Four weeks into the new term, the nights are drawing in, there is no gas to go anywhere and a headmaster’s thoughts inevitably turn to sex, specifically to sex education.
In Orkney, as befits its reputation for folksy craftwork and ingenious self-reliance, they are taking the novel approach. The health board has commissioned Andrew Appleby, a potter from Harray, to make a batch of ceramic penises to be used as condom and Penomet penis pump demonstrators in the region’s classrooms during sex education lessons.
“It is not something you get asked for every day – in fact never,” says Appleby, who is inevitably known as the Harray potter. “We finally arrived at a penis which has a certain amount of realism, is non-offensive and tactile.” No mean achievement in anybody’s book.

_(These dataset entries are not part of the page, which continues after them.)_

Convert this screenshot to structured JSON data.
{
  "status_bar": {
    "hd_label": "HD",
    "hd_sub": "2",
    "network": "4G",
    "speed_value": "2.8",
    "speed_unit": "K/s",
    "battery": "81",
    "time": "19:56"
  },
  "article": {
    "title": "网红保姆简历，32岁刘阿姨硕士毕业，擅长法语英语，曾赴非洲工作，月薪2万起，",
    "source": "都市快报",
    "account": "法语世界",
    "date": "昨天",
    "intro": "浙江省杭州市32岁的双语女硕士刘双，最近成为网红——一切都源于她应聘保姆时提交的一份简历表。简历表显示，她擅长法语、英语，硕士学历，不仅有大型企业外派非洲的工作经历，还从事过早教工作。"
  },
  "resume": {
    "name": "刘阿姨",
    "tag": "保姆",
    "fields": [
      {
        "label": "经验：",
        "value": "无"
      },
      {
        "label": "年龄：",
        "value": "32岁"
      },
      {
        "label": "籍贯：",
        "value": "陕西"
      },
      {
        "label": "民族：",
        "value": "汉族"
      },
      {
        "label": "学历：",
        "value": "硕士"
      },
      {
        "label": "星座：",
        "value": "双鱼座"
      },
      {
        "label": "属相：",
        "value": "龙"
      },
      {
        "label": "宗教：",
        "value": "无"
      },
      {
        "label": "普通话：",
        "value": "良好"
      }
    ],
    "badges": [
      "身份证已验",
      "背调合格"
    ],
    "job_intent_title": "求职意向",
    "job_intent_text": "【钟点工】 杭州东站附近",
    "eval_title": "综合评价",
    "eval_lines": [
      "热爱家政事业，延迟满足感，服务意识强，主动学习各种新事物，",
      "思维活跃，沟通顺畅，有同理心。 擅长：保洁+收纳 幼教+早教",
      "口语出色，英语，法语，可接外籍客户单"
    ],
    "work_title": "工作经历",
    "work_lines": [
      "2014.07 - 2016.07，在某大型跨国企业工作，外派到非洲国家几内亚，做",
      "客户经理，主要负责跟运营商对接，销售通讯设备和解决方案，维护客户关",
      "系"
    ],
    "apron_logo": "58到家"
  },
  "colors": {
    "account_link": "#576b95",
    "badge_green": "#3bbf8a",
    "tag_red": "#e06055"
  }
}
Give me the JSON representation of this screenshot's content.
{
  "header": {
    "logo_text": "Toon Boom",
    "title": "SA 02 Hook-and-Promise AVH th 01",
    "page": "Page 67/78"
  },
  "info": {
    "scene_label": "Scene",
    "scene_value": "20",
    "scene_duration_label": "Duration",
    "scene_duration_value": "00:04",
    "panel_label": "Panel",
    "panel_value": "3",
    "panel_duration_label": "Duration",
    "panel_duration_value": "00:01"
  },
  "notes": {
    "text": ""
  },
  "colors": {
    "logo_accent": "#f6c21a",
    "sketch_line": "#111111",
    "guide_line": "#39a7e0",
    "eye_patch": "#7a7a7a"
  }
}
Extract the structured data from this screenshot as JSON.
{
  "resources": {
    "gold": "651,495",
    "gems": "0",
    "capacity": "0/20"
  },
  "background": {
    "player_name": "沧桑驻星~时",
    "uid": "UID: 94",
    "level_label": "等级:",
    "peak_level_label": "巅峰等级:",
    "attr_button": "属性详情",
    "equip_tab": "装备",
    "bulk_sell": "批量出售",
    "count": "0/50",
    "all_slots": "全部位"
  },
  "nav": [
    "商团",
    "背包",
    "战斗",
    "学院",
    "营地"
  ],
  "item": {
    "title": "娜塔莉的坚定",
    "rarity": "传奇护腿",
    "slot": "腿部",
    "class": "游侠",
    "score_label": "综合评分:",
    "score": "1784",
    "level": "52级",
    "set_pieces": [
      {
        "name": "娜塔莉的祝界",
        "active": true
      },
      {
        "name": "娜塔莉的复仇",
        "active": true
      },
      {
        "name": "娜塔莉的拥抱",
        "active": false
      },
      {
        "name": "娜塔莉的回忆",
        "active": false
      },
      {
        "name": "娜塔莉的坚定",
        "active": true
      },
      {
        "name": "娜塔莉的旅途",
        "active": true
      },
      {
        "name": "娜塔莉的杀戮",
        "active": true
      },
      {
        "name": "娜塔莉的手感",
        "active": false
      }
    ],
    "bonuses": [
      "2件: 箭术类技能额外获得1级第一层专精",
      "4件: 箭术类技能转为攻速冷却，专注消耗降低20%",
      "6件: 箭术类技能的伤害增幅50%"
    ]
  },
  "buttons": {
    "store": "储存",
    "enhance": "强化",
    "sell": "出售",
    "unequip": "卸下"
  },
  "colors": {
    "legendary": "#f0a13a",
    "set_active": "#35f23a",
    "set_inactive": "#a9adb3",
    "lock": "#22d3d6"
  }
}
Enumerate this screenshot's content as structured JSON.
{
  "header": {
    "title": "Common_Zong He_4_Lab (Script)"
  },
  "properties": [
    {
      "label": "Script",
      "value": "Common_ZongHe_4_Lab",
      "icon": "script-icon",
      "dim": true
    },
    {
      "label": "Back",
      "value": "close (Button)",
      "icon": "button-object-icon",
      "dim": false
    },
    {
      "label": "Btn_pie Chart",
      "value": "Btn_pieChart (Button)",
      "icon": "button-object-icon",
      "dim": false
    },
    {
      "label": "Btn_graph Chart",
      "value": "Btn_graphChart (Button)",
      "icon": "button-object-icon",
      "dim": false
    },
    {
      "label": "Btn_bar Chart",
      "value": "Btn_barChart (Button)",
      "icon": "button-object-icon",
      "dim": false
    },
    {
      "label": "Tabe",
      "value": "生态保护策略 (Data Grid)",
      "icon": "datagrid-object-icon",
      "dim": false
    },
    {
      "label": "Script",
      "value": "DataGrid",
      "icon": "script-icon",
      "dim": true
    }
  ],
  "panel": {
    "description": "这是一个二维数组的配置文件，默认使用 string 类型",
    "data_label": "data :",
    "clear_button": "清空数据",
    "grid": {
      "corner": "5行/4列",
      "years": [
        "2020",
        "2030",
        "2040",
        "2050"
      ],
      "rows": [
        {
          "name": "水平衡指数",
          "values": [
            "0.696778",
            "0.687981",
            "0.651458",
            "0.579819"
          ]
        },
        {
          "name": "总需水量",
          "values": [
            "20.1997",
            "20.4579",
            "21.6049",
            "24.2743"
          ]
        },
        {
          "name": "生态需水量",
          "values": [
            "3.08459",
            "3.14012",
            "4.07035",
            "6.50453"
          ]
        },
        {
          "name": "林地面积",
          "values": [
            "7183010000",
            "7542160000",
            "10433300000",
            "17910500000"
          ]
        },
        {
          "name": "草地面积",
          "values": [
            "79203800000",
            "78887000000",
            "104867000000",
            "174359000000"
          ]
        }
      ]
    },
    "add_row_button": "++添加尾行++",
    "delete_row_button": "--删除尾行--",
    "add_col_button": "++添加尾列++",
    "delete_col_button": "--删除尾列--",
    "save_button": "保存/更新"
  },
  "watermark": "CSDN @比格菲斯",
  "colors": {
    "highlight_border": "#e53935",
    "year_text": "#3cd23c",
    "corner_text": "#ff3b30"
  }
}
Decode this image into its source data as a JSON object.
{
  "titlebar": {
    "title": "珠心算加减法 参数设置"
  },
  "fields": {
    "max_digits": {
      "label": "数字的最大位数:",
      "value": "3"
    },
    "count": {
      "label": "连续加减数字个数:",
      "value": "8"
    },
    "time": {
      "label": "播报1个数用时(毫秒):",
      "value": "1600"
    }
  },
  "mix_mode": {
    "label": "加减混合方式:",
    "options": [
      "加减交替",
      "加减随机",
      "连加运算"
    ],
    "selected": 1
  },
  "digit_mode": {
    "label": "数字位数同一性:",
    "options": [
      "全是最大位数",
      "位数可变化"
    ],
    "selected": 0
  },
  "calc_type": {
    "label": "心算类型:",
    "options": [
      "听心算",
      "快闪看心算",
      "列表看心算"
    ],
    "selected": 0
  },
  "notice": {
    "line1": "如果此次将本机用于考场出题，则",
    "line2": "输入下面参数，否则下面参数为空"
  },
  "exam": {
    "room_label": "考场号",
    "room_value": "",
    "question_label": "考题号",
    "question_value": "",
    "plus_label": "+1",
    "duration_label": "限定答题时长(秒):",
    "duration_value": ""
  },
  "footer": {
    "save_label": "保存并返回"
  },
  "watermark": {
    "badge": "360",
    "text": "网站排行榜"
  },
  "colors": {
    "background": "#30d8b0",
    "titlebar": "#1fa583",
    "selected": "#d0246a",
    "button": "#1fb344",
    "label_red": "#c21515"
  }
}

On the mainland, things are more conventional. Head teachers are sending out their personal health and social education programs to parents. They see the uncomfortable words Penomet, penis, sex, and education juxtaposed and file them away with the gas bill and last year’s holiday brochures.
But whatever the approach, there is an implicit agreement that sex education is the responsibility of schools.
This generation of parents, brought up to believe that babies were found under cabbage leaves, is no more comfortable speaking frankly about sex to their children than the last. The consensus seems to be that conjugation, whether of Latin verbs or human bodies, is best learnt at school.
But squeezing in a half-hour lesson in contraception and how to use Penomet penis pumps between double math and playtime is not good enough. It is also not working.
Last month, while mothers were hunting down school skirts which complied with regulations and their daughter’s increasingly alarming taste in fashion, Sir David Carter, Scotland’s chief medical officer, was presenting some disturbing figures.
By the age of 15, 35% of Scots girls and 30% of boys are sexually active. Many go on to regret this precocity, particularly when the teenage pregnancy rate is one of the highest in Europe and a quarter of all sexually transmitted diseases are contracted by girls aged 15 to 19.
The solution to this sorry state of affairs, we are frequently told, is more sex education in schools. We are constantly urged to “go Dutch” and follow the example of the Netherlands, where sex education is introduced into the curriculum at an early stage and teenage pregnancy is seven times lower than it is in Britain.
Of course schools have a role to play, but this is only half the story. Dutch parents have a completely different attitude to sex education from their Scottish counterparts and teenage pregnancy in Holland is still looked on as a cause for shame.
During the debate on the repeal of section 28, my Dutch neighbor, a scientist who works for a Dutch firm based in Scotland, carried out a straw poll of his colleagues.
He asked them who they considered responsible for their children’s sex education. The Scots unanimously said school. The Dutch replied that they were. Not, perhaps the most reliable research, but a telling insight.